Pakistan has experienced a series of hazards in recent years. Drought-like conditions, which began in late 2018 and continued through 2019, affected five million people with 2.1 million people targeted for humanitarian assistance. This was followed by a winter emergency affecting one million people across much of the western part of the country. The worst desert locust infestation in 27 years was declared a national emergency by the Government in January 2020.
This was followed with the Coronavirus Disease 2019 (COVID-19) pandemic, which began in February 2020 and contributed to health and economic shocks, a disruption in education, and increased food insecurity. In September 2020, the Government declared a national emergency due to heavy monsoon rains that triggered major floods in Sindh Province and affected an estimated 2.4 million people.

The Government of Pakistan has a strong disaster management foundation built around the National Disaster Management Authority (NDMA), the Provincial Disaster Management Authorities (PDMA), and national legislation from 2010. In addition, the Government has well-established national development and disaster risk reduction frameworks, including the Pakistan Vision 2025, the National Disaster Management Plan (NDMP) 2012-2022, and National Flood Protection Plan (IV) (NFPPIV) 2015-2025. Humanitarian partners also work across different areas to ensure alignment of response with Government activities. The United Nations (UN) and humanitarians work closely with the NDMA, PDMA, Line Ministries, and the National Disaster Risk Management Fund (NDRMF) in support of these initiatives.

The Government of Pakistan, with support from international and national humanitarian and development partners, responded to the pandemic by strengthening response coordination, case management, disease surveillance, and testing services in laboratories, health systems and community mobilization to brace for the impact of COVID-19. The UN is working with the federal and provincial governments at multiple levels to aid coordinated management of COVID-19 preparedness and response. Through coordination mechanisms, the UN Office for the Coordination of Humanitarian Affairs (OCHA) has supported the Humanitarian Coordinator and Humanitarian Country Team by implementing the Global Humanitarian Response Plan, including supporting coordination structures at national and provincial levels through working groups with NDMA/PDMAs and relevant ministries and line departments.

Several agencies - including the World Bank, World Food Program (WFP), the UN High Commissioner for Refugees (UNHCR), United Nations Population Fund (UNFPA), the Food and Agriculture Organization of the UN (FAO), UN Children’s Fund (UNICEF), UN Women, and others - have coordinated in the country to achieve these goals and lessen the burden.

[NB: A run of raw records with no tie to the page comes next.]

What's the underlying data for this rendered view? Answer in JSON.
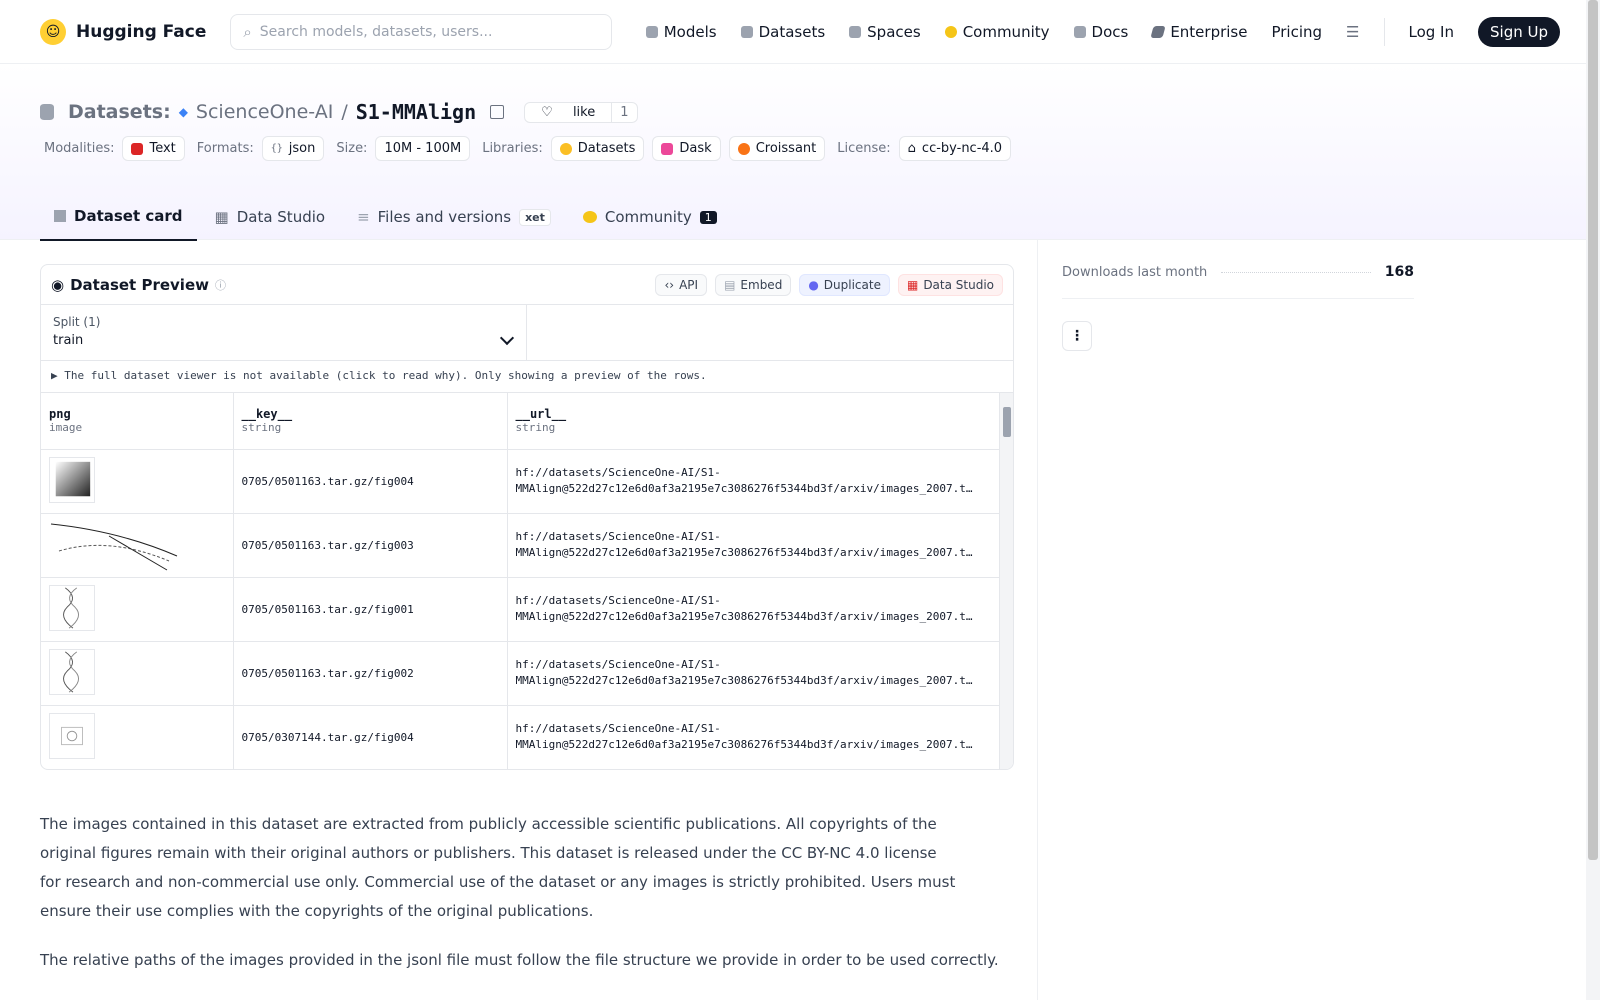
{
  "nav": {
    "brand": "Hugging Face",
    "search_placeholder": "Search models, datasets, users...",
    "links": [
      {
        "label": "Models",
        "icon": "cube-icon",
        "color": "#9ca3af"
      },
      {
        "label": "Datasets",
        "icon": "database-icon",
        "color": "#9ca3af"
      },
      {
        "label": "Spaces",
        "icon": "grid-icon",
        "color": "#9ca3af"
      },
      {
        "label": "Community",
        "icon": "chat-icon",
        "color": "#f5c518"
      },
      {
        "label": "Docs",
        "icon": "book-icon",
        "color": "#9ca3af"
      },
      {
        "label": "Enterprise",
        "icon": "enterprise-icon",
        "color": "#6b7280"
      },
      {
        "label": "Pricing"
      }
    ],
    "login": "Log In",
    "signup": "Sign Up"
  },
  "header": {
    "category": "Datasets:",
    "org": "ScienceOne-AI",
    "sep": "/",
    "repo": "S1-MMAlign",
    "like_label": "like",
    "like_count": "1",
    "tags": {
      "modalities_label": "Modalities:",
      "modalities": "Text",
      "formats_label": "Formats:",
      "formats": "json",
      "size_label": "Size:",
      "size": "10M - 100M",
      "libraries_label": "Libraries:",
      "libraries": [
        "Datasets",
        "Dask",
        "Croissant"
      ],
      "license_label": "License:",
      "license": "cc-by-nc-4.0"
    },
    "tabs": {
      "dataset_card": "Dataset card",
      "data_studio": "Data Studio",
      "files": "Files and versions",
      "xet": "xet",
      "community": "Community",
      "community_count": "1"
    }
  },
  "preview": {
    "title": "Dataset Preview",
    "buttons": {
      "api": "API",
      "embed": "Embed",
      "duplicate": "Duplicate",
      "data_studio": "Data Studio"
    },
    "split_label": "Split (1)",
    "split_value": "train",
    "notice": "▶ The full dataset viewer is not available (click to read why). Only showing a preview of the rows.",
    "columns": [
      {
        "name": "png",
        "type": "image"
      },
      {
        "name": "__key__",
        "type": "string"
      },
      {
        "name": "__url__",
        "type": "string"
      }
    ],
    "rows": [
      {
        "key": "0705/0501163.tar.gz/fig004",
        "url1": "hf://datasets/ScienceOne-AI/S1-",
        "url2": "MMAlign@522d27c12e6d0af3a2195e7c3086276f5344bd3f/arxiv/images_2007.t…"
      },
      {
        "key": "0705/0501163.tar.gz/fig003",
        "url1": "hf://datasets/ScienceOne-AI/S1-",
        "url2": "MMAlign@522d27c12e6d0af3a2195e7c3086276f5344bd3f/arxiv/images_2007.t…"
      },
      {
        "key": "0705/0501163.tar.gz/fig001",
        "url1": "hf://datasets/ScienceOne-AI/S1-",
        "url2": "MMAlign@522d27c12e6d0af3a2195e7c3086276f5344bd3f/arxiv/images_2007.t…"
      },
      {
        "key": "0705/0501163.tar.gz/fig002",
        "url1": "hf://datasets/ScienceOne-AI/S1-",
        "url2": "MMAlign@522d27c12e6d0af3a2195e7c3086276f5344bd3f/arxiv/images_2007.t…"
      },
      {
        "key": "0705/0307144.tar.gz/fig004",
        "url1": "hf://datasets/ScienceOne-AI/S1-",
        "url2": "MMAlign@522d27c12e6d0af3a2195e7c3086276f5344bd3f/arxiv/images_2007.t…"
      }
    ]
  },
  "body": {
    "para1": "The images contained in this dataset are extracted from publicly accessible scientific publications. All copyrights of the original figures remain with their original authors or publishers. This dataset is released under the CC BY-NC 4.0 license for research and non-commercial use only. Commercial use of the dataset or any images is strictly prohibited. Users must ensure their use complies with the copyrights of the original publications.",
    "para2": "The relative paths of the images provided in the jsonl file must follow the file structure we provide in order to be used correctly."
  },
  "sidebar": {
    "downloads_label": "Downloads last month",
    "downloads_value": "168"
  }
}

For example, UNICEF has focused its Water, Sanitation, and Hygiene (WASH) response and capacity-building support by concentrating WASH/Infection Prevention and Control (IPC) interventions in 20 of 27 high-burden districts. This activity included drafting the National WASH/IPC COVID-19 Preparedness and Response Plan. Almost nine million people in the country have been supported with hygiene promotion services including COVID-19 prevention and control information, with close to five million people utilizing the additional handwashing stations in affected areas.